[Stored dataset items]
----
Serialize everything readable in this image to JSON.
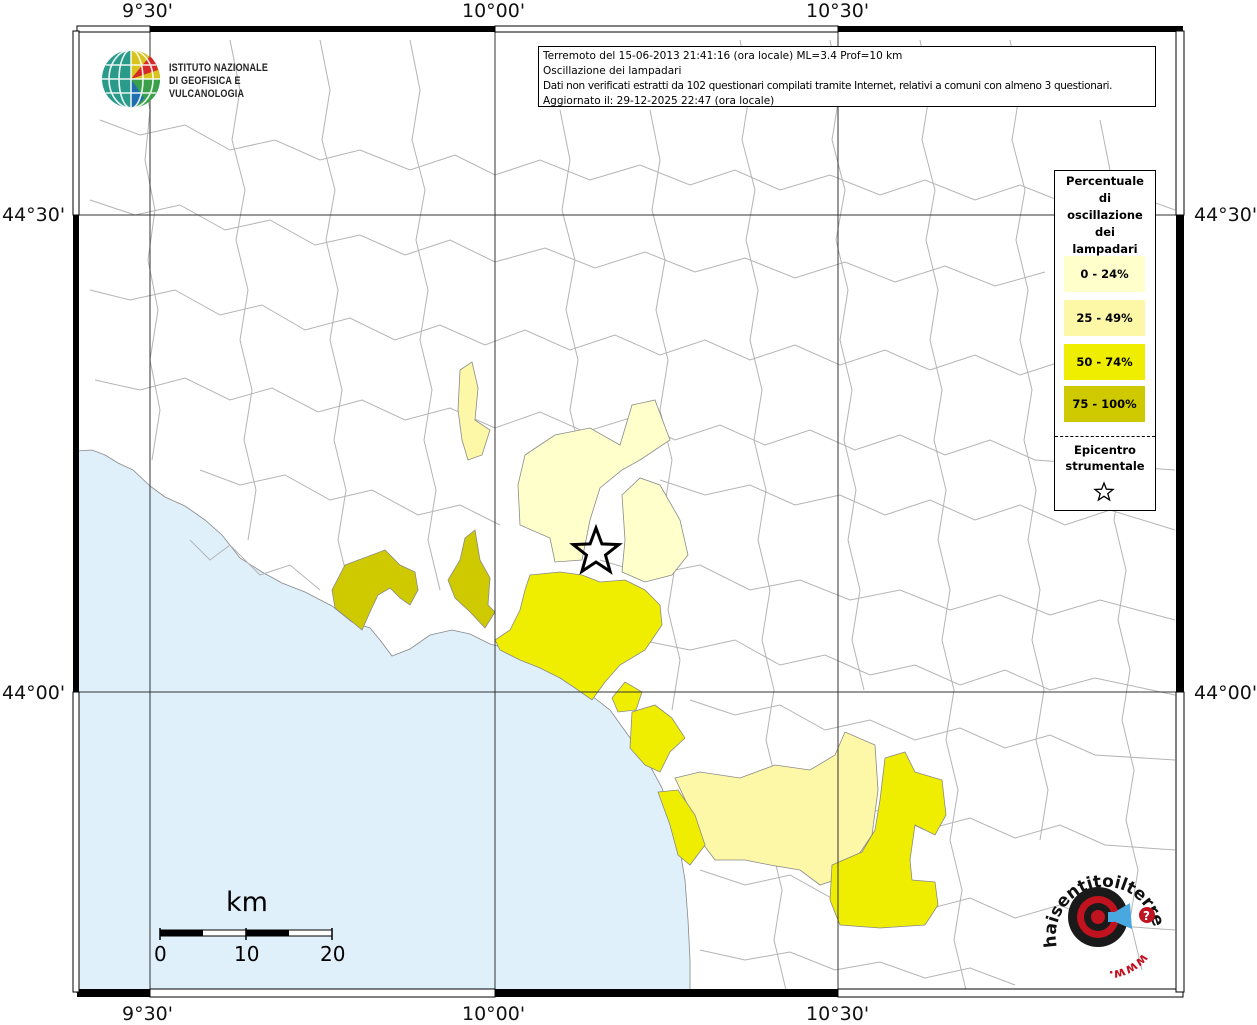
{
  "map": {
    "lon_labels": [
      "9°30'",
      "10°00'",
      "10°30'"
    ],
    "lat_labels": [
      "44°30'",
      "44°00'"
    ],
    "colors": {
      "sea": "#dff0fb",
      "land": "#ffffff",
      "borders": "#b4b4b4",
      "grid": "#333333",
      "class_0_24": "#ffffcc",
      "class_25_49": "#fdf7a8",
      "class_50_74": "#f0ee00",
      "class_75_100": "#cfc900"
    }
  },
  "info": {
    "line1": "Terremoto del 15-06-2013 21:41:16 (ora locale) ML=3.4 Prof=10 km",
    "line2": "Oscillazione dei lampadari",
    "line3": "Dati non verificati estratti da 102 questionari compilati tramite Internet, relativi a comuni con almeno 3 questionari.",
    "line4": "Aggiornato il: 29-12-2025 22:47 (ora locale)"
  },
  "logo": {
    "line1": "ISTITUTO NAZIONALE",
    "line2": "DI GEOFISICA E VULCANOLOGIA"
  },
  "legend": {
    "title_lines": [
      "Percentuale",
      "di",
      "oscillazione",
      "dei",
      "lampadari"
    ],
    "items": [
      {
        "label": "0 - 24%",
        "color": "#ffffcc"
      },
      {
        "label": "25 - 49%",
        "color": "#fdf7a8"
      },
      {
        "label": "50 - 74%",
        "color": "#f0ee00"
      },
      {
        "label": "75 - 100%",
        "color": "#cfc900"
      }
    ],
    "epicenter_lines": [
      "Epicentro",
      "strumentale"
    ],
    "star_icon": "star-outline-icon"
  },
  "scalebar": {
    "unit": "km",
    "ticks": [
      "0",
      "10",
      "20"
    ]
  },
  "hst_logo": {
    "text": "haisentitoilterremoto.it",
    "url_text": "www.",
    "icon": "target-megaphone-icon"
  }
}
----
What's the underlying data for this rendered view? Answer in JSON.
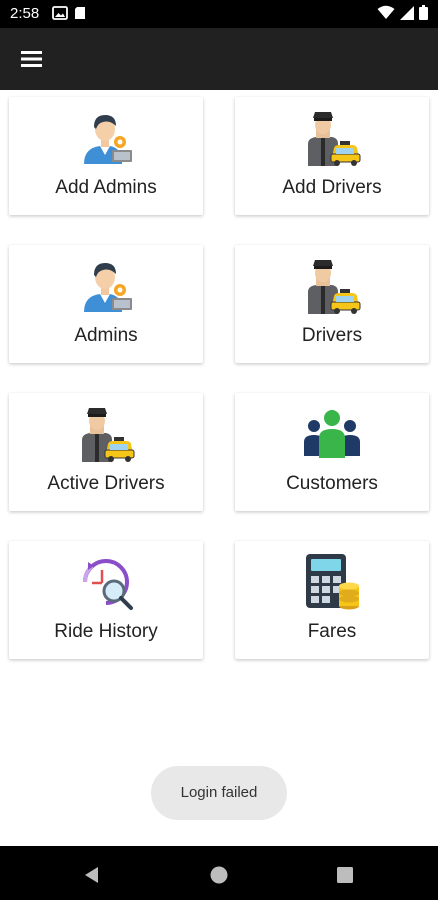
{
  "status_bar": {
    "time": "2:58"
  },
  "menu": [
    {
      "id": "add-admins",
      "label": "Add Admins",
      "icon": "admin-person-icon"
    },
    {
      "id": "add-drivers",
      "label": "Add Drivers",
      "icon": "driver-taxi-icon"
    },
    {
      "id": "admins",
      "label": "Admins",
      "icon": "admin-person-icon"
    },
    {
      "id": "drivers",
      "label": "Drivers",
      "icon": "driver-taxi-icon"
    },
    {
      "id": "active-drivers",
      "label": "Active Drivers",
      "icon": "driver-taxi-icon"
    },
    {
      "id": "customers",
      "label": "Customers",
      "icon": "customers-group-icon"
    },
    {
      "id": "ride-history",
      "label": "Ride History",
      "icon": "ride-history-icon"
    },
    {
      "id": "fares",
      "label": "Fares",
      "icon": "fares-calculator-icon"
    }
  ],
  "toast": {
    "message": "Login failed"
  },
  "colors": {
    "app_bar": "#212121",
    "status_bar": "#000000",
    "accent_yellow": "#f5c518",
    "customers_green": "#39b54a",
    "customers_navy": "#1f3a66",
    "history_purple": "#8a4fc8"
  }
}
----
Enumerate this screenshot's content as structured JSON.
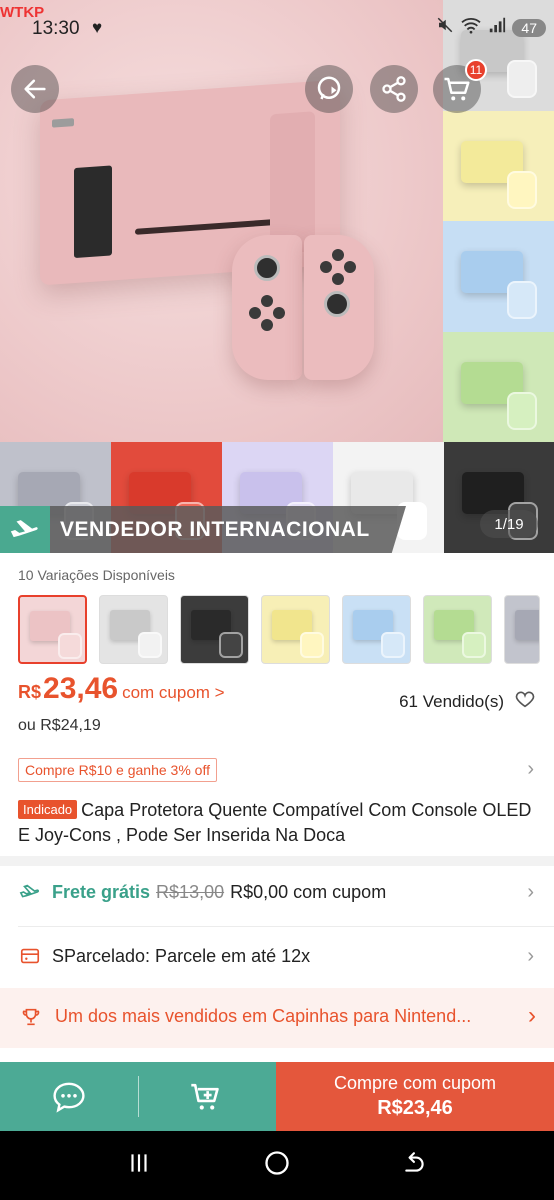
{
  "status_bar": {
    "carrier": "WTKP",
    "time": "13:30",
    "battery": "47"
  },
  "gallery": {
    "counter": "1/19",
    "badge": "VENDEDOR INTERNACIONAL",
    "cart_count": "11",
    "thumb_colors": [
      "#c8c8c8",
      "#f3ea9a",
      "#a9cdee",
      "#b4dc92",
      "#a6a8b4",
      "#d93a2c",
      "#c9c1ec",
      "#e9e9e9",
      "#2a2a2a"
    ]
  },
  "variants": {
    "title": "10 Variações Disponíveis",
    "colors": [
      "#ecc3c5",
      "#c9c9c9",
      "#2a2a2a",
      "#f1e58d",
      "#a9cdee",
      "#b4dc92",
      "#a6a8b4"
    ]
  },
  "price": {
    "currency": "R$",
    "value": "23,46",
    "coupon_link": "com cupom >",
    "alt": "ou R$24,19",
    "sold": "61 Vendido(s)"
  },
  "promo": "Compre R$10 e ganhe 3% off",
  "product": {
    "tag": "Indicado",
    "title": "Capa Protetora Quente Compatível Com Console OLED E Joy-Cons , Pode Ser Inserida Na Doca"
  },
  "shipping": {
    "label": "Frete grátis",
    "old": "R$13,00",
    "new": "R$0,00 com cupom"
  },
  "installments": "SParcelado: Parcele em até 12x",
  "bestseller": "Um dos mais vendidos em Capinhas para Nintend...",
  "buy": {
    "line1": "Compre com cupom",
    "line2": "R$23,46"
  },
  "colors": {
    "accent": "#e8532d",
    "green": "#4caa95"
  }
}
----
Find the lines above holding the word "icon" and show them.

→ Task result
    "star_icon": "star-outline-icon"
    "icon": "target-megaphone-icon"
      "icon": "admin-person-icon"
      "icon": "driver-taxi-icon"
      "icon": "admin-person-icon"
      "icon": "driver-taxi-icon"
      "icon": "driver-taxi-icon"
      "icon": "customers-group-icon"
      "icon": "ride-history-icon"
      "icon": "fares-calculator-icon"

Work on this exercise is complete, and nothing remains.